Survey of Conditions in Vietnam to Mid-2008,
PART I Background,
1 The Confucian Soul of Vietnam,
2 Modern History: France, War, and Communism,
3 Doi Moi Renovation and Reform,
4 Socialism: Nirvana or Not?,
PART II Overview of Reforms Today,
5 The Legal Jungle,
6 The Educational Tangle,
7 Monetary Policy and Banking Reform,
8 Resurrecting the SOE Dinosaurs,
PART III Entrepreneurship in Its Several Forms,
9 Introducing Entrepreneurship,
10 Enterprises in Vietnam: Legislation and Statistics,
11 Private Enterprise in the Broader Business Picture,
12 Businesses in Vietnam,
PART IV Special Challenges for Small and Medium-Sized Enterprises,
13 Access to the "People's Land",
14 Funding and Credit, If You Can Get It,

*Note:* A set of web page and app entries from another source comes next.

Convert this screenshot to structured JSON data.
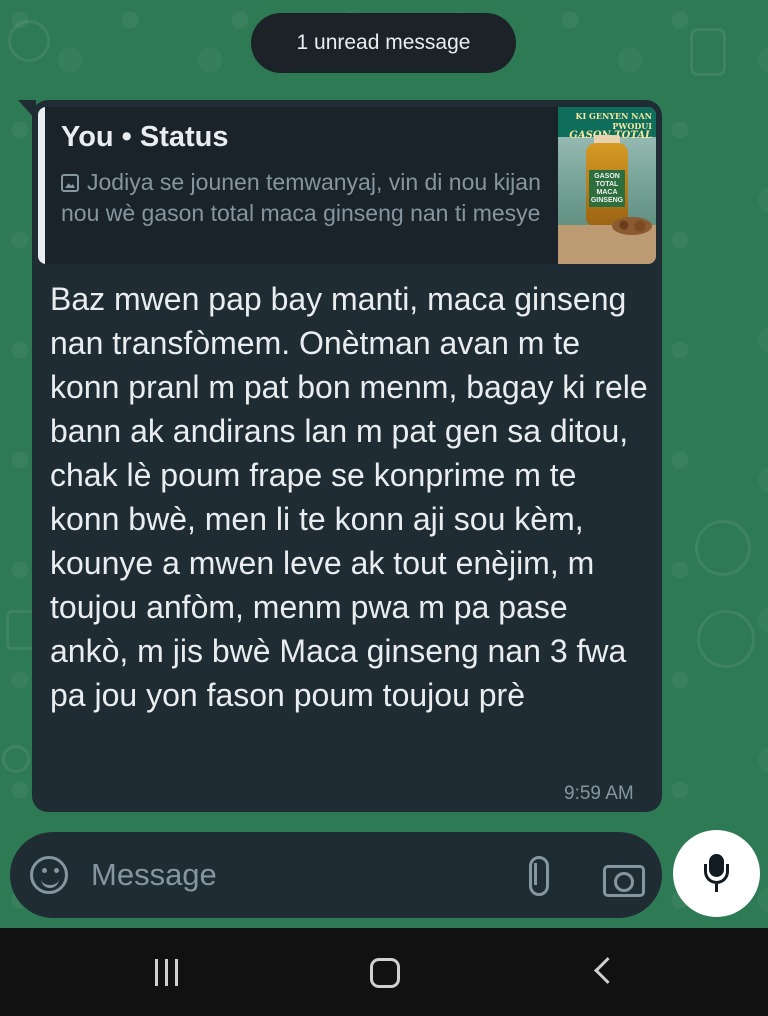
{
  "banner": {
    "unread_label": "1 unread message"
  },
  "quoted_status": {
    "author": "You • Status",
    "preview": "Jodiya se jounen temwanyaj, vin di nou kijan nou wè gason total maca ginseng nan ti mesye",
    "thumbnail_text": {
      "banner": "KI GENYEN NAN PWODUI",
      "title": "GASON TOTAL",
      "bottle_label": "GASON TOTAL MACA GINSENG"
    },
    "icon": "image-icon"
  },
  "message": {
    "text": "Baz mwen pap bay manti, maca ginseng nan transfòmem. Onètman avan m te konn pranl m pat bon menm, bagay ki rele bann ak andirans lan m pat gen sa ditou, chak lè poum frape se konprime m te konn bwè, men li te konn aji sou kèm, kounye a mwen leve ak tout enèjim, m toujou anfòm, menm pwa m pa pase ankò, m jis bwè Maca ginseng nan 3 fwa pa jou yon fason poum toujou prè",
    "time": "9:59 AM"
  },
  "composer": {
    "placeholder": "Message",
    "icons": {
      "emoji": "emoji-icon",
      "attach": "paperclip-icon",
      "camera": "camera-icon",
      "mic": "microphone-icon"
    }
  },
  "system_nav": {
    "icons": [
      "recent-apps-icon",
      "home-icon",
      "back-icon"
    ]
  },
  "colors": {
    "wallpaper": "#2e7a54",
    "bubble": "#1f2c34",
    "primary_text": "#e9edef",
    "secondary_text": "#8696a0",
    "mic_button": "#ffffff"
  }
}
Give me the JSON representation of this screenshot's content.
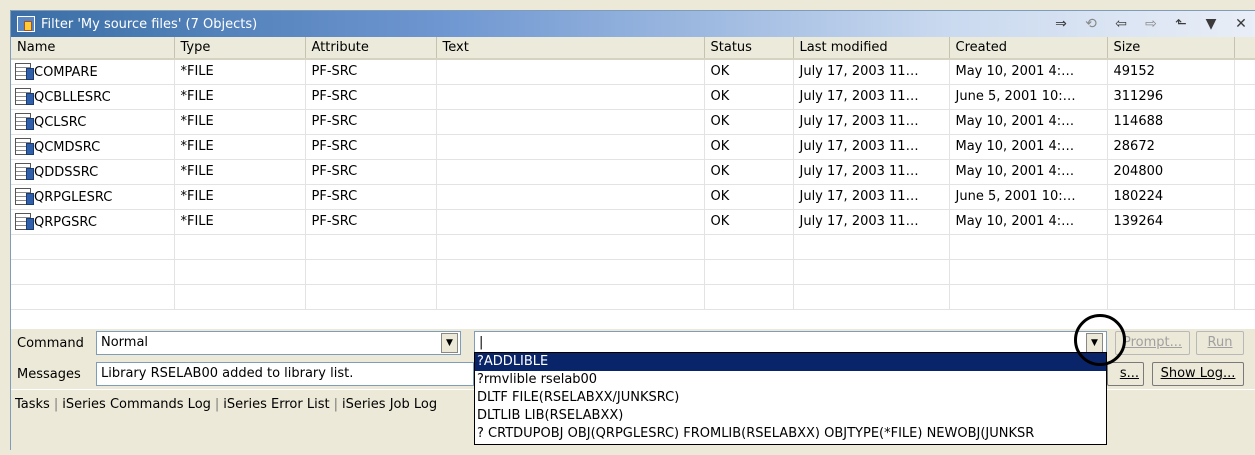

15 Walking Through a Business Registration,
16 Vietnamese Surprises,
PART V Confronting the World,
17 Vietnam–U.S. Relations,
18 Joining the World Trade Organization,
PART VI Conclusions and Observations,
Appendix: A Note on International Involvement in Vietnam's Reforms,
About the Author,
About The Independent Institute,
Independent Studies in Political Economy,